-Doug Armstrong:  There were numerous fans that wanted the Blues to fire their President of Hockey Operations-General Manager last season, and certainly when the Blues got off to their terrible start.  This despite the Blues being one of four teams that had made the playoffs in six straight seasons prior to last season.  In their division over the last eight years through this one, the Blues have made the playoffs seven times.  Elsewhere in the Central, Chicago has made it six times in that time period.  Dallas had made three postseasons, Minnesota six, Nashville six, Colorado three and Winnipeg three.

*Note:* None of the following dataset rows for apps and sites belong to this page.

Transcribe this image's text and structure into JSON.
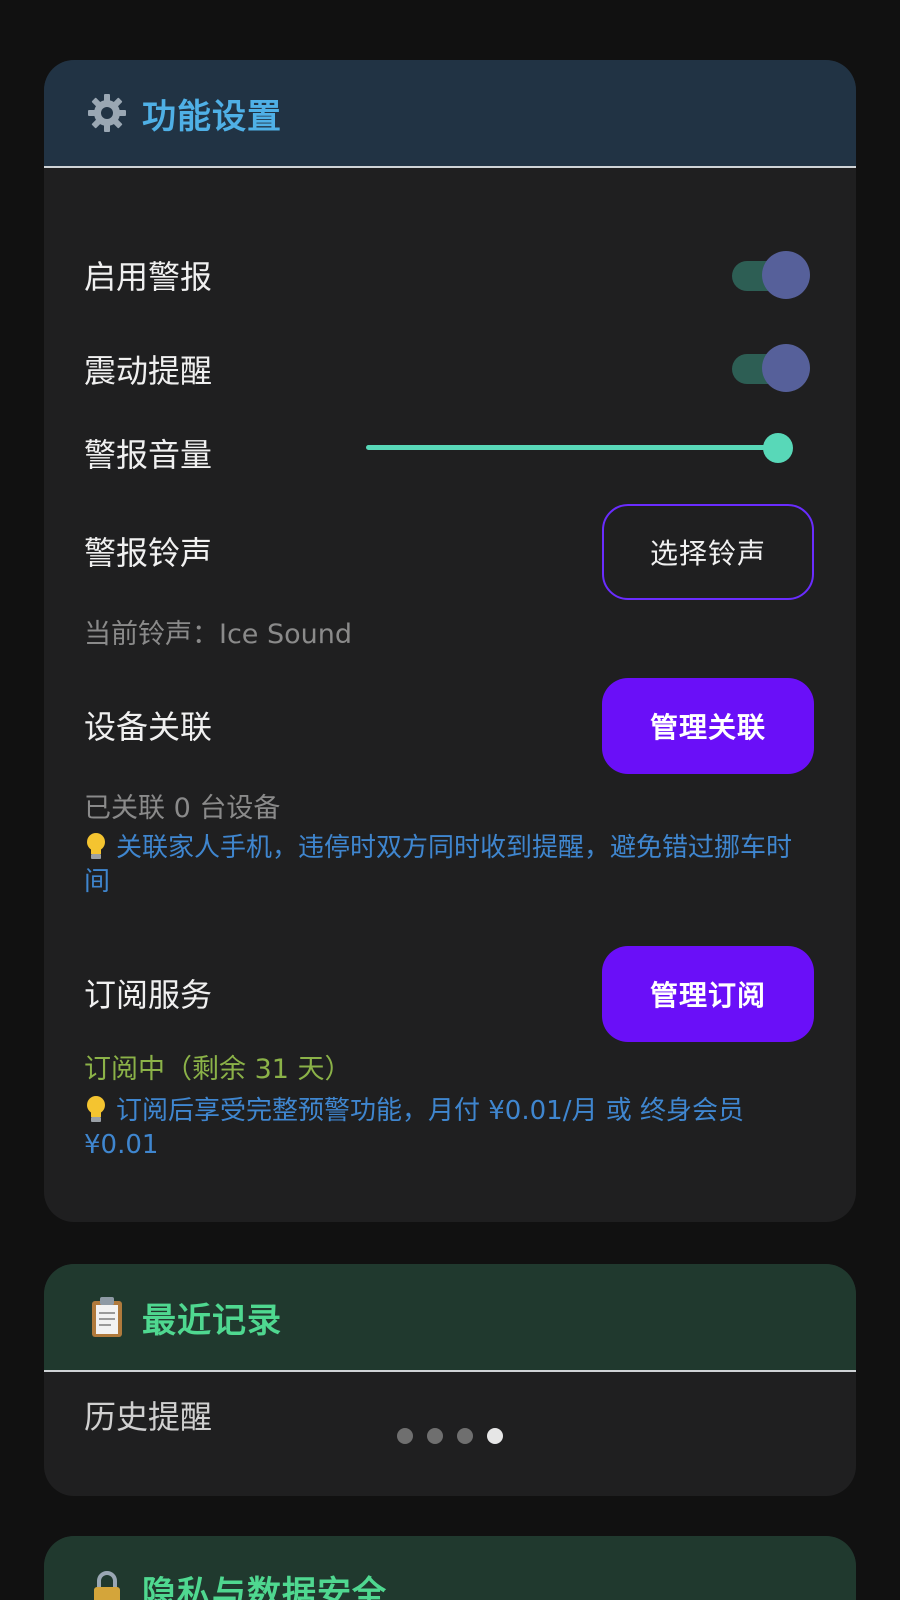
{
  "settings": {
    "title": "功能设置",
    "icon": "gear-icon",
    "enable_alarm": {
      "label": "启用警报",
      "on": true
    },
    "vibration": {
      "label": "震动提醒",
      "on": true
    },
    "volume": {
      "label": "警报音量",
      "level": 1.0
    },
    "ringtone": {
      "label": "警报铃声",
      "button": "选择铃声",
      "current": "当前铃声：Ice Sound"
    },
    "device_link": {
      "label": "设备关联",
      "button": "管理关联",
      "status": "已关联 0 台设备",
      "tip": "关联家人手机，违停时双方同时收到提醒，避免错过挪车时间"
    },
    "subscription": {
      "label": "订阅服务",
      "button": "管理订阅",
      "status": "订阅中（剩余 31 天）",
      "tip": "订阅后享受完整预警功能，月付 ¥0.01/月 或 终身会员 ¥0.01"
    }
  },
  "records": {
    "title": "最近记录",
    "icon": "clipboard-icon",
    "history_label": "历史提醒",
    "pager": {
      "count": 4,
      "active": 4
    }
  },
  "privacy": {
    "title": "隐私与数据安全",
    "icon": "lock-icon"
  },
  "colors": {
    "background": "#111111",
    "card": "#1f1f20",
    "accent_purple": "#6a0ff8",
    "slider_teal": "#58d8b8",
    "tip_blue": "#3f86cf",
    "status_green": "#8bb248"
  }
}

Yes, the Blues haven’t won the Stanley Cup in 51 seasons, but Armstrong isn’t responsible for the years through 2009-2010.  He took over a franchise that had missed the playoffs in four of the five years before he took over, and presided over a six-year period in which the Blues were second in the league in points and had four of the five best seasons in club history.  Like Mozeliak and the Cardinals, the Blues have transitioned to a new core without missing much winning.  While franchises like Tampa Bay, Calgary, the Islanders, Toronto…and now it appears the Kings and Red Wings…must endure multiple non-playoff seasons, the journeys to the playoffs continue for the Blues.  When the Blues didn’t make the post-season, Armstrong went out and traded for Ryan O’Reilly and signed David Perron, adding to the new core rather than going to the bottom and hoping for draft picks to work out.  This season when he recognized it wasn’t working with coach Mike Yeo, he advocated for promoting Craig Berube.  And again, rather than tearing down he had the personnel acumen to keep his team together for a playoff run.

Heck, Armstrong’s most egregious personnel move may be drafting Jamie Benn when he was in Dallas.

Like the Cardinals, it’s easy for us to focus on only our team, and not look around the league and understand how good we have it.  There are a lot of teams that would love to regularly make the playoffs, because you can’t win the Stanley Cup unless you make the playoffs.  And when you make the playoffs, you must hope you can come up with that rare goalie that can get you to the top.  Perhaps Armstrong drafted that guy in Jordan Binnington.

I’m all about being reactionary.  I AM reactionary.  Thank goodness the people in power are more patient than many of us are.  Because of the patience of guys like Cardinals owner Bill DeWitt and Blues owner Tom Stillman, along with Mozeliak and Armstrong, we have it pretty good in St. Louis.